In addition, Debbie Harris will be coming back to talk about developing a classroom culture. I think it was two years ago, Debbie described how to cultivate a sense of beauty in the child’s soul by the way you teach and arrange the classroom. It was one of the best workshops I’ve ever heard. I was driving along Independence Blvd. while I listened and I kept shouting: “Yes!” and punching my steering wheel. Debbie has a perception into the child’s soul that is clearly a gift from God.

I’ll describe more speakers and topics as time passes, but there’s something else I want to add. There is nothing more practical for a teacher than sound ideas. Let me repeat that.

There is nothing more practical for a teacher than sound ideas.

To refine that thought a little bit, the good teacher is the one who understands reality as it relates to her responsibilities. For that, she needs words and concepts that clarify instead of confusing. She needs to understand things according to their nature. Oh, there’s that word again!

That’s why we are dedicating the entire 2009 conference to “A Contemplation of Nature.” What is this neglected, misapplied,¬†and even forgotten idea? Why does it matter so much? How can having this idea clarified in our minds serve to clarify every other idea? How can clarifying our ideas help us teach better?

The teacher who understands the Christian classical conception of the idea of nature has a tool that will help her do everything she does more effectively, especially teach.

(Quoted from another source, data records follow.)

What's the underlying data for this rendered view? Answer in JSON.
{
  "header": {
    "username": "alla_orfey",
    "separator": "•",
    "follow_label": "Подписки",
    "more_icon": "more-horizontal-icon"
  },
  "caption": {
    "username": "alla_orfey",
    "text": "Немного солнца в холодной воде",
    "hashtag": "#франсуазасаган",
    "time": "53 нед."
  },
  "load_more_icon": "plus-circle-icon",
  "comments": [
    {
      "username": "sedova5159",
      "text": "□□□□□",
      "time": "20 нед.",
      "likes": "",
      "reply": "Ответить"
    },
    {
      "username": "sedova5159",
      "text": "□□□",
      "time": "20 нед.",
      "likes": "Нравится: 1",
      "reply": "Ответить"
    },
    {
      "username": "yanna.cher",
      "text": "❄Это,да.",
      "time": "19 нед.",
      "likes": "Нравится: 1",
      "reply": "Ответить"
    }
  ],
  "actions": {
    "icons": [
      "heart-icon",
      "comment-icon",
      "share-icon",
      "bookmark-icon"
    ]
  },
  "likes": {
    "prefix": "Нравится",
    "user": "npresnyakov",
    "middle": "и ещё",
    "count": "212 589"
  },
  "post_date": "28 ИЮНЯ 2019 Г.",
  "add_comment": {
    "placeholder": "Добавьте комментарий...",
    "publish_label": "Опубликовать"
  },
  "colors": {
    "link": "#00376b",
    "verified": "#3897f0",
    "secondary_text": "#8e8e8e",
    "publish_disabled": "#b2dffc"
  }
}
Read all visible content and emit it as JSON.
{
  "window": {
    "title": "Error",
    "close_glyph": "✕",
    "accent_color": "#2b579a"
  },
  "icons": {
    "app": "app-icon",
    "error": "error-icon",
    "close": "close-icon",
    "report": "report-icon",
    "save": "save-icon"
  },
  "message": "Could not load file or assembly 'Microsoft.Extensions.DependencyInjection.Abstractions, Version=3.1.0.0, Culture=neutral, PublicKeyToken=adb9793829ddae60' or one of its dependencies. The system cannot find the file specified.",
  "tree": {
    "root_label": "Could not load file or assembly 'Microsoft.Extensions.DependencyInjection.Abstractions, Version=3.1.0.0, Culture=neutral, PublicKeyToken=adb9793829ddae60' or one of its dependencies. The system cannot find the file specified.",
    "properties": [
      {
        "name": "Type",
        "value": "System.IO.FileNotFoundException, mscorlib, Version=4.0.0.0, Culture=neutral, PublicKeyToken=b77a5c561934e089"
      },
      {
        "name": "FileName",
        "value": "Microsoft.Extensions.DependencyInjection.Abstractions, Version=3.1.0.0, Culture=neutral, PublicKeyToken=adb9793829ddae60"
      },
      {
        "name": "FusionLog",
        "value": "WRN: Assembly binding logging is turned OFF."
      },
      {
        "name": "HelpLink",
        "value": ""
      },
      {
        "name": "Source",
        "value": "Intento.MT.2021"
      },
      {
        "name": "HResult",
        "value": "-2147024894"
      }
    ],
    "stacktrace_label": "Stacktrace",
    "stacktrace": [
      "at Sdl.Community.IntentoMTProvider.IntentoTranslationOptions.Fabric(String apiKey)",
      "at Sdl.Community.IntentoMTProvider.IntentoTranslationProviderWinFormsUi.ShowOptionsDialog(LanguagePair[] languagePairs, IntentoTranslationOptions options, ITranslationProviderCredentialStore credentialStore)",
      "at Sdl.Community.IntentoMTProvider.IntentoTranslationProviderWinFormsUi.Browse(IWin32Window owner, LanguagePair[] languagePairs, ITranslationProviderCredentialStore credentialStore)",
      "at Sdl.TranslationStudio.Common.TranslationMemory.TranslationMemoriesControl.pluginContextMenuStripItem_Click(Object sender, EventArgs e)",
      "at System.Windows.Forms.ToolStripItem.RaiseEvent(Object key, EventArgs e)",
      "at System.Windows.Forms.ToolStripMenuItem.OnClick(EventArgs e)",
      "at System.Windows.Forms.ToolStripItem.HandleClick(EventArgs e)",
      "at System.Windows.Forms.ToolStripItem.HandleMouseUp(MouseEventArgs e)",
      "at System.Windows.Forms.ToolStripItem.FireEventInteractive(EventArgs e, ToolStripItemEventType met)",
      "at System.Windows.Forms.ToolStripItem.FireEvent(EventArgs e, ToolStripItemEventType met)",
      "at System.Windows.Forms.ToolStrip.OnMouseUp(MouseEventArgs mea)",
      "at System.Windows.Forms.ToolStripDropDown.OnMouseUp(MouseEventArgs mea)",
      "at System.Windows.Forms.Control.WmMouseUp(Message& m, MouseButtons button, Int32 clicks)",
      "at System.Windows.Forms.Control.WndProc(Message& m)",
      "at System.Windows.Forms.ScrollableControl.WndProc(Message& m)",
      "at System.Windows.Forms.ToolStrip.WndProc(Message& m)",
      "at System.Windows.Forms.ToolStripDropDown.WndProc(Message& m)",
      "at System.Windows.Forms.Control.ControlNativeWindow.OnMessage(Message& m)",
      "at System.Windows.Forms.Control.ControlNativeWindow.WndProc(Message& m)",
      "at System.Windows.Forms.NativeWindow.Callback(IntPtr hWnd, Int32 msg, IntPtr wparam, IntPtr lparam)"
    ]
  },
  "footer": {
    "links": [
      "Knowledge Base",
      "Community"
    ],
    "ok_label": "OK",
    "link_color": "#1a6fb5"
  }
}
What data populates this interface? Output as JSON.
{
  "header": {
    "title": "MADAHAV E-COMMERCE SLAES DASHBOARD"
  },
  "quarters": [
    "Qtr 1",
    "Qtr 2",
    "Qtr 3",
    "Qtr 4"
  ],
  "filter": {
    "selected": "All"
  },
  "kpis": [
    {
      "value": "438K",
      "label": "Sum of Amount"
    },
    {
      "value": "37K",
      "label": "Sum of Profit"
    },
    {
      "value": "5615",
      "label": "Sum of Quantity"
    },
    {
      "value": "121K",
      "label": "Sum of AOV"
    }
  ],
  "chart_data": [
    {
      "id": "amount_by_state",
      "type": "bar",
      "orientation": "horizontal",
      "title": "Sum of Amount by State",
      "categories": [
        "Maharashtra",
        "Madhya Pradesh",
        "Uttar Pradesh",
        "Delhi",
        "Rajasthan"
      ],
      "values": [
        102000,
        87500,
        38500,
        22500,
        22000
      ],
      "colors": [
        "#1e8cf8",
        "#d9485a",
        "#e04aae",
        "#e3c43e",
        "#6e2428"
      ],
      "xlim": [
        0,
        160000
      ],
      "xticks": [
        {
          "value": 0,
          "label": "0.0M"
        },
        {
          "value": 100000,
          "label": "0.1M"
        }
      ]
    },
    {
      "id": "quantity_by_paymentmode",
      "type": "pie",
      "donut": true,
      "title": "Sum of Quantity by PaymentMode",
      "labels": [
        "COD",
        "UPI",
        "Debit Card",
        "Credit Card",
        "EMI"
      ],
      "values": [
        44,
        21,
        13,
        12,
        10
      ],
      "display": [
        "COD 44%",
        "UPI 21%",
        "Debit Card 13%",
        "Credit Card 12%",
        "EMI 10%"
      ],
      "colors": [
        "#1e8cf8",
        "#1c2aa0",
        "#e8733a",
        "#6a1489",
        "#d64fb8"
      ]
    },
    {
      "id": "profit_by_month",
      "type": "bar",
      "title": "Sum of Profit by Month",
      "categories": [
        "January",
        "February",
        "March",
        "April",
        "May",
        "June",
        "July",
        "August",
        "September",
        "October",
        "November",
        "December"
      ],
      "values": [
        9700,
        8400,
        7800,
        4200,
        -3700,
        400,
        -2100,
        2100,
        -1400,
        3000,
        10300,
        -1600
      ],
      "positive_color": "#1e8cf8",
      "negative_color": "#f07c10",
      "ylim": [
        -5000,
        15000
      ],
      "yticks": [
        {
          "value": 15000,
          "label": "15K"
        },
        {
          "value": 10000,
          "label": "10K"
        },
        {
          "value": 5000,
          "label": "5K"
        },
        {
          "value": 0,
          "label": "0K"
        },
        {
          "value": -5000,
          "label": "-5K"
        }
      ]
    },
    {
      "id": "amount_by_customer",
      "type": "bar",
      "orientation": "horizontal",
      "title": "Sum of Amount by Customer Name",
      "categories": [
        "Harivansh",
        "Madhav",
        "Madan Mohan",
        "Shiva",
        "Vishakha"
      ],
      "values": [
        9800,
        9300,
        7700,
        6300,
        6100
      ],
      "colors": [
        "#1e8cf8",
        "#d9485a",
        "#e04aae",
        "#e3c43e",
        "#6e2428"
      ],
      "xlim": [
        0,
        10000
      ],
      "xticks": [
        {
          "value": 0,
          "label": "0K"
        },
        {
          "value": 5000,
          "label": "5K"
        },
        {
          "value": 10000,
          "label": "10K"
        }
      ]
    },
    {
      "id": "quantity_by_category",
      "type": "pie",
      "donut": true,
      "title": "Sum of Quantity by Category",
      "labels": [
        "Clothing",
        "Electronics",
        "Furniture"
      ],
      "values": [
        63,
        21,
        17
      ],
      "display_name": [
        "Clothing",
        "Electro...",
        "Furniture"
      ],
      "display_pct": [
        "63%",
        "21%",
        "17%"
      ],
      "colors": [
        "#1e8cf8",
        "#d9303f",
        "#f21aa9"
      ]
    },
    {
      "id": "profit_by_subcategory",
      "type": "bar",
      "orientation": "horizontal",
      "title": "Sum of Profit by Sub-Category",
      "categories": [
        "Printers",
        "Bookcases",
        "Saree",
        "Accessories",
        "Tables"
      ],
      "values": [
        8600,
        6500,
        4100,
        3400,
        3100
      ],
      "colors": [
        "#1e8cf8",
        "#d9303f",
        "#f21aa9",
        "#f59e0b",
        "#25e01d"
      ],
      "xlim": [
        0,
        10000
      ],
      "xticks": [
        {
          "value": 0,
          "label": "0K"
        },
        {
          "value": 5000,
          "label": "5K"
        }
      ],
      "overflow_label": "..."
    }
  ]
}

Why You Need The Lost Tools of Writing

The Lost Tools of Writing, being a modern version of¬†classical¬†rhetoric and an application of¬†the “Organon” (tool – these are the “lost tools” Dorothy¬†Sayers was writing about)¬†of Aristotle,¬†is the¬†foundation of everything you will study with the possible exception of mathematics.

It is the trivium.

LTW is, by far, the most efficient and the most essential curriculum material you will ever use.

  • It is the foundation for traditional, formal logic, because it teaches material logic.
  • It is the foundation for science, because it teaches scientific reasoning.
  • It is the foundation for literature, because it teaches how to read and imitate great writing.
  • It is the foundation for philosophy, because it teaches how to think through issues and gives the tools for doing philosophy.
  • It is the foundation for historical studies because it teaches how to read and respond to historical texts.

Let me push it a step further and say what I really think.

The Lost Tools of Writing provides tools for students without which they are not really educated.

And on top of all that, every teacher needs it because teaching is a rhetorical and thinking activity. Every teacher.

Give us a call and we’ll let you know how your school or home can plunge even more deeply into the glories of Christian classical education. (704) 786-9684.